Each line of the records below that holds "surface" should be copied out.
(Dataset excerpts Opens)
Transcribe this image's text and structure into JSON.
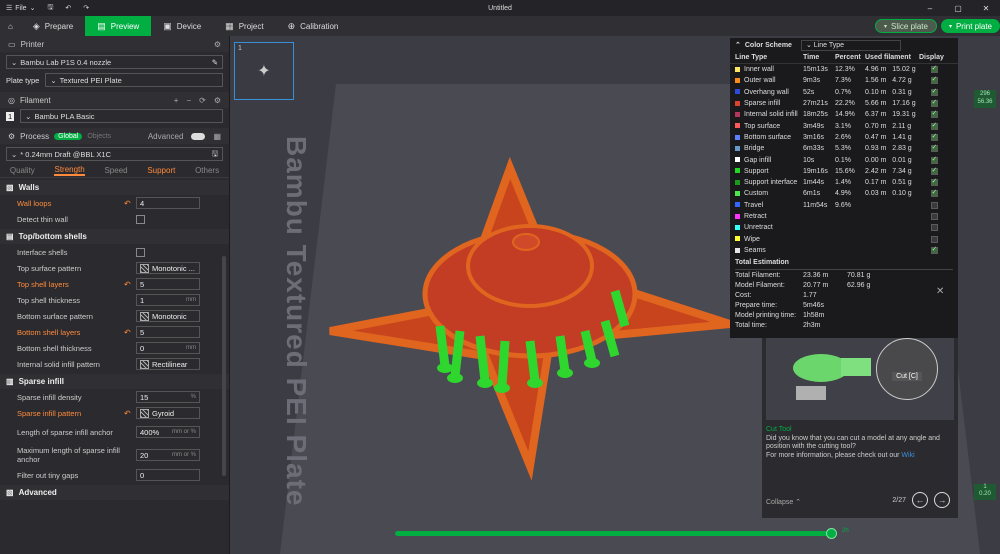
{
  "titlebar": {
    "file_label": "File",
    "title": "Untitled"
  },
  "toolbar": {
    "tabs": [
      {
        "label": "Prepare"
      },
      {
        "label": "Preview"
      },
      {
        "label": "Device"
      },
      {
        "label": "Project"
      },
      {
        "label": "Calibration"
      }
    ],
    "slice_label": "Slice plate",
    "print_label": "Print plate"
  },
  "printer": {
    "section_label": "Printer",
    "name": "Bambu Lab P1S 0.4 nozzle",
    "plate_type_label": "Plate type",
    "plate_type_value": "Textured PEI Plate"
  },
  "filament": {
    "section_label": "Filament",
    "slot_number": "1",
    "name": "Bambu PLA Basic"
  },
  "process": {
    "section_label": "Process",
    "global_label": "Global",
    "objects_label": "Objects",
    "advanced_label": "Advanced",
    "profile": "* 0.24mm Draft @BBL X1C",
    "tabs": [
      "Quality",
      "Strength",
      "Speed",
      "Support",
      "Others"
    ]
  },
  "groups": {
    "walls": "Walls",
    "topbottom": "Top/bottom shells",
    "infill": "Sparse infill",
    "advanced": "Advanced"
  },
  "params": {
    "wall_loops": {
      "label": "Wall loops",
      "value": "4"
    },
    "detect_thin": {
      "label": "Detect thin wall"
    },
    "interface_shells": {
      "label": "Interface shells"
    },
    "top_pattern": {
      "label": "Top surface pattern",
      "value": "Monotonic ..."
    },
    "top_layers": {
      "label": "Top shell layers",
      "value": "5"
    },
    "top_thickness": {
      "label": "Top shell thickness",
      "value": "1",
      "unit": "mm"
    },
    "bottom_pattern": {
      "label": "Bottom surface pattern",
      "value": "Monotonic"
    },
    "bottom_layers": {
      "label": "Bottom shell layers",
      "value": "5"
    },
    "bottom_thickness": {
      "label": "Bottom shell thickness",
      "value": "0",
      "unit": "mm"
    },
    "internal_pattern": {
      "label": "Internal solid infill pattern",
      "value": "Rectilinear"
    },
    "infill_density": {
      "label": "Sparse infill density",
      "value": "15",
      "unit": "%"
    },
    "infill_pattern": {
      "label": "Sparse infill pattern",
      "value": "Gyroid"
    },
    "infill_anchor": {
      "label": "Length of sparse infill anchor",
      "value": "400%",
      "unit": "mm or %"
    },
    "infill_anchor_max": {
      "label": "Maximum length of sparse infill anchor",
      "value": "20",
      "unit": "mm or %"
    },
    "filter_gaps": {
      "label": "Filter out tiny gaps",
      "value": "0"
    }
  },
  "plate": {
    "label": "Bambu Textured PEI Plate",
    "thumb_number": "1"
  },
  "color_scheme": {
    "label": "Color Scheme",
    "mode": "Line Type",
    "headers": [
      "Line Type",
      "Time",
      "Percent",
      "Used filament",
      "Display"
    ],
    "rows": [
      {
        "name": "Inner wall",
        "color": "#ffe566",
        "time": "15m13s",
        "percent": "12.3%",
        "used": "4.96 m   15.02 g",
        "display": true
      },
      {
        "name": "Outer wall",
        "color": "#ff8c1a",
        "time": "9m3s",
        "percent": "7.3%",
        "used": "1.56 m   4.72 g",
        "display": true
      },
      {
        "name": "Overhang wall",
        "color": "#2e4cd9",
        "time": "52s",
        "percent": "0.7%",
        "used": "0.10 m   0.31 g",
        "display": true
      },
      {
        "name": "Sparse infill",
        "color": "#d9442e",
        "time": "27m21s",
        "percent": "22.2%",
        "used": "5.66 m   17.16 g",
        "display": true
      },
      {
        "name": "Internal solid infill",
        "color": "#b3365c",
        "time": "18m25s",
        "percent": "14.9%",
        "used": "6.37 m   19.31 g",
        "display": true
      },
      {
        "name": "Top surface",
        "color": "#ff5a5a",
        "time": "3m49s",
        "percent": "3.1%",
        "used": "0.70 m   2.11 g",
        "display": true
      },
      {
        "name": "Bottom surface",
        "color": "#5a80ff",
        "time": "3m16s",
        "percent": "2.6%",
        "used": "0.47 m   1.41 g",
        "display": true
      },
      {
        "name": "Bridge",
        "color": "#6699cc",
        "time": "6m33s",
        "percent": "5.3%",
        "used": "0.93 m   2.83 g",
        "display": true
      },
      {
        "name": "Gap infill",
        "color": "#ffffff",
        "time": "10s",
        "percent": "0.1%",
        "used": "0.00 m   0.01 g",
        "display": true
      },
      {
        "name": "Support",
        "color": "#22d922",
        "time": "19m16s",
        "percent": "15.6%",
        "used": "2.42 m   7.34 g",
        "display": true
      },
      {
        "name": "Support interface",
        "color": "#1a9a1a",
        "time": "1m44s",
        "percent": "1.4%",
        "used": "0.17 m   0.51 g",
        "display": true
      },
      {
        "name": "Custom",
        "color": "#4de64d",
        "time": "6m1s",
        "percent": "4.9%",
        "used": "0.03 m   0.10 g",
        "display": true
      },
      {
        "name": "Travel",
        "color": "#3366ff",
        "time": "11m54s",
        "percent": "9.6%",
        "used": "",
        "display": false
      },
      {
        "name": "Retract",
        "color": "#ff33ff",
        "time": "",
        "percent": "",
        "used": "",
        "display": false
      },
      {
        "name": "Unretract",
        "color": "#33ffff",
        "time": "",
        "percent": "",
        "used": "",
        "display": false
      },
      {
        "name": "Wipe",
        "color": "#ffff33",
        "time": "",
        "percent": "",
        "used": "",
        "display": false
      },
      {
        "name": "Seams",
        "color": "#e6e6e6",
        "time": "",
        "percent": "",
        "used": "",
        "display": true
      }
    ]
  },
  "estimation": {
    "label": "Total Estimation",
    "rows": [
      {
        "k": "Total Filament:",
        "a": "23.36 m",
        "b": "70.81 g"
      },
      {
        "k": "Model Filament:",
        "a": "20.77 m",
        "b": "62.96 g"
      },
      {
        "k": "Cost:",
        "a": "1.77",
        "b": ""
      },
      {
        "k": "Prepare time:",
        "a": "5m46s",
        "b": ""
      },
      {
        "k": "Model printing time:",
        "a": "1h58m",
        "b": ""
      },
      {
        "k": "Total time:",
        "a": "2h3m",
        "b": ""
      }
    ]
  },
  "tip": {
    "cut_label": "Cut [C]",
    "title": "Cut Tool",
    "body": "Did you know that you can cut a model at any angle and position with the cutting tool?",
    "more": "For more information, please check out our",
    "wiki": "Wiki",
    "collapse": "Collapse",
    "page": "2/27"
  },
  "layers": {
    "top_line1": "296",
    "top_line2": "56.36",
    "bottom_line1": "1",
    "bottom_line2": "0.20",
    "h_value": "2h"
  }
}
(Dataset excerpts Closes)
Response to this exercise:
      "label": "Top surface pattern",
      "label": "Bottom surface pattern",
        "name": "Top surface",
        "name": "Bottom surface",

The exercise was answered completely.